:: What you have to do ::
Search the records for "comment" and copy each line that holds it.

[Given data Boundary: Start]

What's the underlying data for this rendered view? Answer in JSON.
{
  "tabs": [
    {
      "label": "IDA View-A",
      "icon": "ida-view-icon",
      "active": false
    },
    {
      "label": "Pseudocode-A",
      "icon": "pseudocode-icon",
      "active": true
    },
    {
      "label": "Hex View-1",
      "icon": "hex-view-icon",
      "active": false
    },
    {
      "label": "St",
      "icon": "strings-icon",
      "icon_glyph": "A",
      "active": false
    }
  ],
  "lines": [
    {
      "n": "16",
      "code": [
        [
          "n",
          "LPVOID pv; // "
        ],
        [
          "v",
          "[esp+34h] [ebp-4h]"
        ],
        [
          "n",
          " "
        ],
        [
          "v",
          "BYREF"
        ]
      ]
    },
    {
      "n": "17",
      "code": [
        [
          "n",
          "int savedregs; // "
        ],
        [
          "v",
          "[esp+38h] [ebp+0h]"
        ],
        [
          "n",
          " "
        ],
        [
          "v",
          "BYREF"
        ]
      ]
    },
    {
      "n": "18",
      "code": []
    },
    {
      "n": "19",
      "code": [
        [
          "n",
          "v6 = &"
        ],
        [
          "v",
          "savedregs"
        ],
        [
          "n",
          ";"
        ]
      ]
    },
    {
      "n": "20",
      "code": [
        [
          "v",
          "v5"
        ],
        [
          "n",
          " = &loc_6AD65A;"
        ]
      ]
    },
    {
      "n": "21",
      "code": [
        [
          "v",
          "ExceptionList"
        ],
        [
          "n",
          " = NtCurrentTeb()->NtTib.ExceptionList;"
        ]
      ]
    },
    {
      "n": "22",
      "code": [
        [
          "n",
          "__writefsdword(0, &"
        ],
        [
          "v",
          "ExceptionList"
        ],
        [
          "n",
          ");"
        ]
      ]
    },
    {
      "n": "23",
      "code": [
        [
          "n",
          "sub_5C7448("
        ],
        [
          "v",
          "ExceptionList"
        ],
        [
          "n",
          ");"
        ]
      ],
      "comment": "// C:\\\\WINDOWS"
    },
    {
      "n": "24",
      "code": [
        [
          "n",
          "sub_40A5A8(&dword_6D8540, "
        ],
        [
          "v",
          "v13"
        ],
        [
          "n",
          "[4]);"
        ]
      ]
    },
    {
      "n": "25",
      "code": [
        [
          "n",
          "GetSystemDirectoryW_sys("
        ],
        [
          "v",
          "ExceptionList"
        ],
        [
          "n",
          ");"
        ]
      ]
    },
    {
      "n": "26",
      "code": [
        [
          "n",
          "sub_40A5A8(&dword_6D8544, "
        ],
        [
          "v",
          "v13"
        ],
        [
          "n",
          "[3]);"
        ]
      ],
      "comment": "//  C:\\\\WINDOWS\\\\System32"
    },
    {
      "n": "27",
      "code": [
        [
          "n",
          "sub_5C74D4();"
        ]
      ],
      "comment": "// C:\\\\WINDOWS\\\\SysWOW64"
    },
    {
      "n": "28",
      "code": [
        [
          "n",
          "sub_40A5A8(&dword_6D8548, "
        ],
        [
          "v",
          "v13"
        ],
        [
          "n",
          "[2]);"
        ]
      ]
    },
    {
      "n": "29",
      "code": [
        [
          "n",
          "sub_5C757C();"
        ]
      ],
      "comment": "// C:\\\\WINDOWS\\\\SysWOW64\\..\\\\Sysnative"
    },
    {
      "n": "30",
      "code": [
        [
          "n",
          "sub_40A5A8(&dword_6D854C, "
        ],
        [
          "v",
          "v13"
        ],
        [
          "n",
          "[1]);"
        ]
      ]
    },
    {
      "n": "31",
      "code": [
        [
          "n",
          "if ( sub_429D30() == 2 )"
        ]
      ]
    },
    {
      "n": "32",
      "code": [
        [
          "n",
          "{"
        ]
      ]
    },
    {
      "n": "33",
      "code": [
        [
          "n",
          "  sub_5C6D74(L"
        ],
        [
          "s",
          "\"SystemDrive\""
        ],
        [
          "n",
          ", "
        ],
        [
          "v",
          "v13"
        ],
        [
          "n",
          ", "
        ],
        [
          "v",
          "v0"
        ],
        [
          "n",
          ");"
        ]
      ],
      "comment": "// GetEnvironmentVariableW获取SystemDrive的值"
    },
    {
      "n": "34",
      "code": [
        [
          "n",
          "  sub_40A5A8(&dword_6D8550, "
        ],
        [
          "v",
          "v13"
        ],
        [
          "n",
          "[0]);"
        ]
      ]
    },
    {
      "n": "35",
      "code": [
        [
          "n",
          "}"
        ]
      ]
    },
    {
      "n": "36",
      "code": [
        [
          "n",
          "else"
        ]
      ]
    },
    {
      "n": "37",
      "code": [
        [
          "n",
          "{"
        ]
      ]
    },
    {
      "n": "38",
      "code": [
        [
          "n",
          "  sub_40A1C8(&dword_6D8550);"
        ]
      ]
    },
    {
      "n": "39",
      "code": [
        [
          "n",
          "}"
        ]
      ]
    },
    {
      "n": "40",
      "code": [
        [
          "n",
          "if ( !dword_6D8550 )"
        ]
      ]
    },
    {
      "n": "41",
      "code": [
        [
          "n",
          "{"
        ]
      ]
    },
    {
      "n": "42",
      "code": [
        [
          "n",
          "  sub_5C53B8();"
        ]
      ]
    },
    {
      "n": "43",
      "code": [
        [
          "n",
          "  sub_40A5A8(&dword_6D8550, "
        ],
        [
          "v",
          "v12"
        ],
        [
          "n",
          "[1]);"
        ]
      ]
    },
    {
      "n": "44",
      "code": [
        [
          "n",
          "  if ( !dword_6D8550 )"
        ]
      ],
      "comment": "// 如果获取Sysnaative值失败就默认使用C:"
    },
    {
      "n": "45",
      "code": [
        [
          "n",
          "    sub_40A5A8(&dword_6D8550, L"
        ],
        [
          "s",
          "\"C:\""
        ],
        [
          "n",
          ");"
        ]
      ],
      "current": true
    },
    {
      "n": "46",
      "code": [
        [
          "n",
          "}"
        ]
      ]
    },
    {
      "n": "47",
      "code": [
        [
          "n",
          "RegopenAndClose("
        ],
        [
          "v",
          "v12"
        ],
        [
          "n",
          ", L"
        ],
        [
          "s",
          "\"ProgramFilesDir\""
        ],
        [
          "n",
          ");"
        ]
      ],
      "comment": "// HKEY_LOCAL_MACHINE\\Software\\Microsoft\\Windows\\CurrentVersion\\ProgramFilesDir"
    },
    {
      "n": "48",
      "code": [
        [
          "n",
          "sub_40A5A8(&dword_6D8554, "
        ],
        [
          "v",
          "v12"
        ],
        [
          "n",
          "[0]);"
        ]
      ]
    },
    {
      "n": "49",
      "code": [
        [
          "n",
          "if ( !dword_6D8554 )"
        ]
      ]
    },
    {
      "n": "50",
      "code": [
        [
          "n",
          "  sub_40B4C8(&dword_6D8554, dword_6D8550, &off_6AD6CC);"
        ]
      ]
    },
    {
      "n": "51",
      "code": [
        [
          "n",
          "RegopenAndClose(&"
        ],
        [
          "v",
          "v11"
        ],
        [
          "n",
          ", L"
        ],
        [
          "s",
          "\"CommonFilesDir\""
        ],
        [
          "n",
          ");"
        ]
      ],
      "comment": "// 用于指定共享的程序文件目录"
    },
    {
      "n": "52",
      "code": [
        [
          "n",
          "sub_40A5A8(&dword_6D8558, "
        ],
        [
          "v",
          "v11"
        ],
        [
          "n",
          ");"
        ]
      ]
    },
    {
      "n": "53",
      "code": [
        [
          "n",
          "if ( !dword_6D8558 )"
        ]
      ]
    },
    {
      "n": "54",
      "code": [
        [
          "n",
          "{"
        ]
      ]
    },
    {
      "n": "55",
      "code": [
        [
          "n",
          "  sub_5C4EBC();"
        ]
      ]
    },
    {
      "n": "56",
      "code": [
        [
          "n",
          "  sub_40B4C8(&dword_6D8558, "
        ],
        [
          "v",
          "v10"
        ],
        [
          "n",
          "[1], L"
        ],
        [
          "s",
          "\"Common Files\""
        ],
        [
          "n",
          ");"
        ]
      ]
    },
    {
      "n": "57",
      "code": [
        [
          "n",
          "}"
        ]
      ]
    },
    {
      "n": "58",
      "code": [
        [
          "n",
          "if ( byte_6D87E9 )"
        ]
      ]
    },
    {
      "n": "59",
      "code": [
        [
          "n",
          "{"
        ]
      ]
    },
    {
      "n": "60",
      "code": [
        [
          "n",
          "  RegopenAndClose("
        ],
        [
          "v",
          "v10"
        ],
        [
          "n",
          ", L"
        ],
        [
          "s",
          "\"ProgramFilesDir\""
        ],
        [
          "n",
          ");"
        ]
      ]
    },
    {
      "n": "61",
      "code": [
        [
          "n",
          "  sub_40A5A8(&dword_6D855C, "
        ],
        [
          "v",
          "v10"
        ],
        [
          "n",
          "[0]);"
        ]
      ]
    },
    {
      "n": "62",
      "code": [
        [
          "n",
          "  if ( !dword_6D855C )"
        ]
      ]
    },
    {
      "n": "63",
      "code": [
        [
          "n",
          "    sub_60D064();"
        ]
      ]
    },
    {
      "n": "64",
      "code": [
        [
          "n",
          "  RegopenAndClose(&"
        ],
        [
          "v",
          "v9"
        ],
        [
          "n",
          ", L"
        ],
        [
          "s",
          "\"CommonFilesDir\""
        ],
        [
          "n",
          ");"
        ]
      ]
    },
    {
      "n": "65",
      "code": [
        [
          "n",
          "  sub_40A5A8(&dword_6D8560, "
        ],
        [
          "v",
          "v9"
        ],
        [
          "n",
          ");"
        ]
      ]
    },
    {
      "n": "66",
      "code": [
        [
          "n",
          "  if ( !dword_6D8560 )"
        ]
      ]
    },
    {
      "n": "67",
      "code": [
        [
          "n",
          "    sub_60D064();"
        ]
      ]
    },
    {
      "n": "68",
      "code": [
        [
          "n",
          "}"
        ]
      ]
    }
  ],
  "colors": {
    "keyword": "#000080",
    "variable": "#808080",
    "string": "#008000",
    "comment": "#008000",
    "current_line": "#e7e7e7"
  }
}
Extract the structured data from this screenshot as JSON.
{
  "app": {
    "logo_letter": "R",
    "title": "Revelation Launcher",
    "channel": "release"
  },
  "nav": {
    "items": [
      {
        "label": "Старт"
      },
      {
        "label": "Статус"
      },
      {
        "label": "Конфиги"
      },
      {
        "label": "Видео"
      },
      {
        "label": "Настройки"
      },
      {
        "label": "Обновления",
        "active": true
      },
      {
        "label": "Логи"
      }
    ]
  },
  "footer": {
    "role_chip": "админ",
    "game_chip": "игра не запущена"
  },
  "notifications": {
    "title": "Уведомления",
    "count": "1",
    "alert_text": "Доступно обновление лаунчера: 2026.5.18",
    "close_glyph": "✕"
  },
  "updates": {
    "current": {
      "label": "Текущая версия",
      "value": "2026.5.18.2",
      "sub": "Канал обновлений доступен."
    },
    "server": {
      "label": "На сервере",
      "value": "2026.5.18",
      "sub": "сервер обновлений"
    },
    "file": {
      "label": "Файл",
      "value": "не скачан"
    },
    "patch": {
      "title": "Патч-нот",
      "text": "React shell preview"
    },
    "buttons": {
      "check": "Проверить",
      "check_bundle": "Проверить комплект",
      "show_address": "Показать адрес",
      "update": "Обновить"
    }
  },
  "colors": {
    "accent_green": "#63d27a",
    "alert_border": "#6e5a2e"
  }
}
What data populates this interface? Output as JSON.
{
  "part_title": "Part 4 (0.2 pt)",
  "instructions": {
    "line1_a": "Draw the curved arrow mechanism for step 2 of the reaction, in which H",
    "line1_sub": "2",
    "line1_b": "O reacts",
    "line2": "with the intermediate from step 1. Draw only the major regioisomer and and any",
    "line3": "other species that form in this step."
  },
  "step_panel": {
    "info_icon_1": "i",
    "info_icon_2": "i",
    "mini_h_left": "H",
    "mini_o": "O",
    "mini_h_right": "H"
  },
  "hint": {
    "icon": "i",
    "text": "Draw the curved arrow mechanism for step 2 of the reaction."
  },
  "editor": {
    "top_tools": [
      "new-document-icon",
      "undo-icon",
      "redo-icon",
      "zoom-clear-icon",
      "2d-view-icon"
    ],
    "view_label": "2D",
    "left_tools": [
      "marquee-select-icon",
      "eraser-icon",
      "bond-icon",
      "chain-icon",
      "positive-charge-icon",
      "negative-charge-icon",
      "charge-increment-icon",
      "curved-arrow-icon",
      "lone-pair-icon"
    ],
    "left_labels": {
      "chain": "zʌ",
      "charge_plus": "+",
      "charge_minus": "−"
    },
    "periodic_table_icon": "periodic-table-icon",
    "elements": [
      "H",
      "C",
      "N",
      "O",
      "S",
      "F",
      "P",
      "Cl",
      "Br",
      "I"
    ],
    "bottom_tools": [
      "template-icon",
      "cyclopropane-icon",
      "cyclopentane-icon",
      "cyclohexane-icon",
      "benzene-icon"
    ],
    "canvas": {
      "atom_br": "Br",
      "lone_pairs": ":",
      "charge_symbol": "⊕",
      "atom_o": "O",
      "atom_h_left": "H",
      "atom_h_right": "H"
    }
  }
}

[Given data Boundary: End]

:: Output for this exercise ::
      "comment": "// C:\\\\WINDOWS"
      "comment": "//  C:\\\\WINDOWS\\\\System32"
      "comment": "// C:\\\\WINDOWS\\\\SysWOW64"
      "comment": "// C:\\\\WINDOWS\\\\SysWOW64\\..\\\\Sysnative"
      "comment": "// GetEnvironmentVariableW获取SystemDrive的值"
      "comment": "// 如果获取Sysnaative值失败就默认使用C:"
      "comment": "// HKEY_LOCAL_MACHINE\\Software\\Microsoft\\Windows\\CurrentVersion\\ProgramFilesDir"
      "comment": "// 用于指定共享的程序文件目录"
    "comment": "#008000",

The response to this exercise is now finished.